> [Given records]
________________

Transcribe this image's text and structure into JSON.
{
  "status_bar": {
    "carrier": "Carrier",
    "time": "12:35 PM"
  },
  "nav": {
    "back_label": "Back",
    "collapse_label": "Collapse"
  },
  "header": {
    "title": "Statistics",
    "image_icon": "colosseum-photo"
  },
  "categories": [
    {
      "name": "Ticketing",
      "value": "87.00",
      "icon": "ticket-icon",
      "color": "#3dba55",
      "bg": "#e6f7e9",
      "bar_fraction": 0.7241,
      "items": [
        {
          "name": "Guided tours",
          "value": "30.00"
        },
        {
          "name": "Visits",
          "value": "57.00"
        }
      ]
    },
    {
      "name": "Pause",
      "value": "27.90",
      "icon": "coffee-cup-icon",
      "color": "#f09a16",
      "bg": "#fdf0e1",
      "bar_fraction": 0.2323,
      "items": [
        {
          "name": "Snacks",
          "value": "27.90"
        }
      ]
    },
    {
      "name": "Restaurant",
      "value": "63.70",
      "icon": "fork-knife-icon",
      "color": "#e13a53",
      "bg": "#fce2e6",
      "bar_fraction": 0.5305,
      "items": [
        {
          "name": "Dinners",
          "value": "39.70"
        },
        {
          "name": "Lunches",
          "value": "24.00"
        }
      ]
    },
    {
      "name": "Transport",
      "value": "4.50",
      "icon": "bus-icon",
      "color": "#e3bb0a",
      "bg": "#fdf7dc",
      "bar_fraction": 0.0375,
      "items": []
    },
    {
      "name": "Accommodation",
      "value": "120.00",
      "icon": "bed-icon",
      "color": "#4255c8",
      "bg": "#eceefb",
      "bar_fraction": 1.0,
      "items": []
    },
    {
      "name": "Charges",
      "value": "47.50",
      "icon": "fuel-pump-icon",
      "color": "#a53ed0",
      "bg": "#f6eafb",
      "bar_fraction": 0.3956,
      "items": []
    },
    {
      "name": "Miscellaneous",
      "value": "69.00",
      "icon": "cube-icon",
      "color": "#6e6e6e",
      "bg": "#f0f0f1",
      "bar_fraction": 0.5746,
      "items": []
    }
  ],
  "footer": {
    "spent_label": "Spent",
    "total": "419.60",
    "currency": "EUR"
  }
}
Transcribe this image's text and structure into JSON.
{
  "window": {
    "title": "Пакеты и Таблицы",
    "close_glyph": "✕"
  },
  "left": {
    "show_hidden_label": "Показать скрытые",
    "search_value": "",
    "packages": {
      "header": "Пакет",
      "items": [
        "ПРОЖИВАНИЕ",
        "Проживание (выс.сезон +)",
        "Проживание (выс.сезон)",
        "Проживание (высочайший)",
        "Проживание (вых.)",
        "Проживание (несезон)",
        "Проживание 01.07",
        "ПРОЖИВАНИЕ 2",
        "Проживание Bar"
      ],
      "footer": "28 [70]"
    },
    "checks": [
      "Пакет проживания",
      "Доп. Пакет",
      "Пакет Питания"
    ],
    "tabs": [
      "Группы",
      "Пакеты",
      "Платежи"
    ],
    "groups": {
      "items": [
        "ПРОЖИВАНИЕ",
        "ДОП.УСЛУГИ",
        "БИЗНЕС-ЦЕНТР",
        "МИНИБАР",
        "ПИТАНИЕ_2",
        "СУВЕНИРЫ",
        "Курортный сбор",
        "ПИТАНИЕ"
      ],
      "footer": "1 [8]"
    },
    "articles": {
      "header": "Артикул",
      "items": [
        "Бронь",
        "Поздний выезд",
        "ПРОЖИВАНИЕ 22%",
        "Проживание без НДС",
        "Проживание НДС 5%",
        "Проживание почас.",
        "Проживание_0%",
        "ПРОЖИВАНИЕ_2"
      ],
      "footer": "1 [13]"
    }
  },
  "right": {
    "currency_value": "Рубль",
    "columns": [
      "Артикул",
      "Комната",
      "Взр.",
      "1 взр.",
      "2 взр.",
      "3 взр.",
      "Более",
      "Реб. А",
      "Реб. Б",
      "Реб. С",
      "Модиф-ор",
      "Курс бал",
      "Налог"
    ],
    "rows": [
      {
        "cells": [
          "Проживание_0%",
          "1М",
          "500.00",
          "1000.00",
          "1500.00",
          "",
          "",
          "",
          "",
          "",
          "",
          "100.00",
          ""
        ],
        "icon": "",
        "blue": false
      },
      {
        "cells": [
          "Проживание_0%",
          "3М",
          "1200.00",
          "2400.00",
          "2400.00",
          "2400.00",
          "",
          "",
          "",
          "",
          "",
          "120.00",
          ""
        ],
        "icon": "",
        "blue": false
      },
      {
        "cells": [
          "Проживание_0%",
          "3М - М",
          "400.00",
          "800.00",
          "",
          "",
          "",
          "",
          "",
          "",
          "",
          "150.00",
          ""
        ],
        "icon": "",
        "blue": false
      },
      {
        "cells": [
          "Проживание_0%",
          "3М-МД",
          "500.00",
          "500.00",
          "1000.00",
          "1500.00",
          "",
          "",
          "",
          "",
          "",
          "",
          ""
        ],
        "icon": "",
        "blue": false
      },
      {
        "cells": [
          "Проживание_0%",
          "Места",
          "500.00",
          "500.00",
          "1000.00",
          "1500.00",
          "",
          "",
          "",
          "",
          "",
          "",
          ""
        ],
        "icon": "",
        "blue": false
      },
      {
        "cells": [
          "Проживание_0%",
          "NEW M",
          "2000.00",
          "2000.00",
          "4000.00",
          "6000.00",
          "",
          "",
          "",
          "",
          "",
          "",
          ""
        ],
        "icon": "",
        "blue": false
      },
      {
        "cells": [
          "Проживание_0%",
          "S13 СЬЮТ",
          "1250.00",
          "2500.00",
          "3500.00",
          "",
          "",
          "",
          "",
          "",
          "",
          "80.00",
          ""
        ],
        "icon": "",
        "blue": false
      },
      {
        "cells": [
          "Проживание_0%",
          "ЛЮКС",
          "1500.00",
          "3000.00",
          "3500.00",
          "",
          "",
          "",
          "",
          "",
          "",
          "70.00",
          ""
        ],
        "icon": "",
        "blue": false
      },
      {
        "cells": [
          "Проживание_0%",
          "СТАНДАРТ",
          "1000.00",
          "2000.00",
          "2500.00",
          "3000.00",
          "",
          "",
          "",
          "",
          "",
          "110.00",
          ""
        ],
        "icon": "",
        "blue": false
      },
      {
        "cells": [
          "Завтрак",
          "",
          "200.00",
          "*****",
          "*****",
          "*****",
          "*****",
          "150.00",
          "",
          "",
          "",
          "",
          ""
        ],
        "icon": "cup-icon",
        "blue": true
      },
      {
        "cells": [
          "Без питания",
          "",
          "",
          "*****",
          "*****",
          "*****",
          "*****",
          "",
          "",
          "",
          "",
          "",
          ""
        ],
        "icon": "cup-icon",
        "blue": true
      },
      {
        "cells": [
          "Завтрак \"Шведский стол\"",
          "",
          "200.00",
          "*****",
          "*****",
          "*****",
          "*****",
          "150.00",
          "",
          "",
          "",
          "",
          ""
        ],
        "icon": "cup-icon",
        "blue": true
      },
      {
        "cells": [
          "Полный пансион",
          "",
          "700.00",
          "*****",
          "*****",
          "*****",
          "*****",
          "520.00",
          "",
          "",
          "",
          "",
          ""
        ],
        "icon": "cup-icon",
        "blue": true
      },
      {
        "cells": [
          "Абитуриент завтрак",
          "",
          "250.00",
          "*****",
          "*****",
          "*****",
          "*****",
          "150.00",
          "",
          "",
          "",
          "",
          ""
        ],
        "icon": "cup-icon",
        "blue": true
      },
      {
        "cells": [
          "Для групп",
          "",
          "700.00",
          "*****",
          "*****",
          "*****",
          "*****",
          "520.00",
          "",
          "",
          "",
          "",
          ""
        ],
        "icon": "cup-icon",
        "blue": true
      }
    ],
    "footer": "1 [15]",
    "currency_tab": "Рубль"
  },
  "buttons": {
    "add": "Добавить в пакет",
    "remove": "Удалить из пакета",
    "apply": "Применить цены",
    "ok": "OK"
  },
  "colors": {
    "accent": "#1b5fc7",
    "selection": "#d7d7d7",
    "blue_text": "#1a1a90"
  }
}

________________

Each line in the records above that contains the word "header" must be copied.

> [Written solution]
  "header": {
      "header": "Пакет",
      "header": "Артикул",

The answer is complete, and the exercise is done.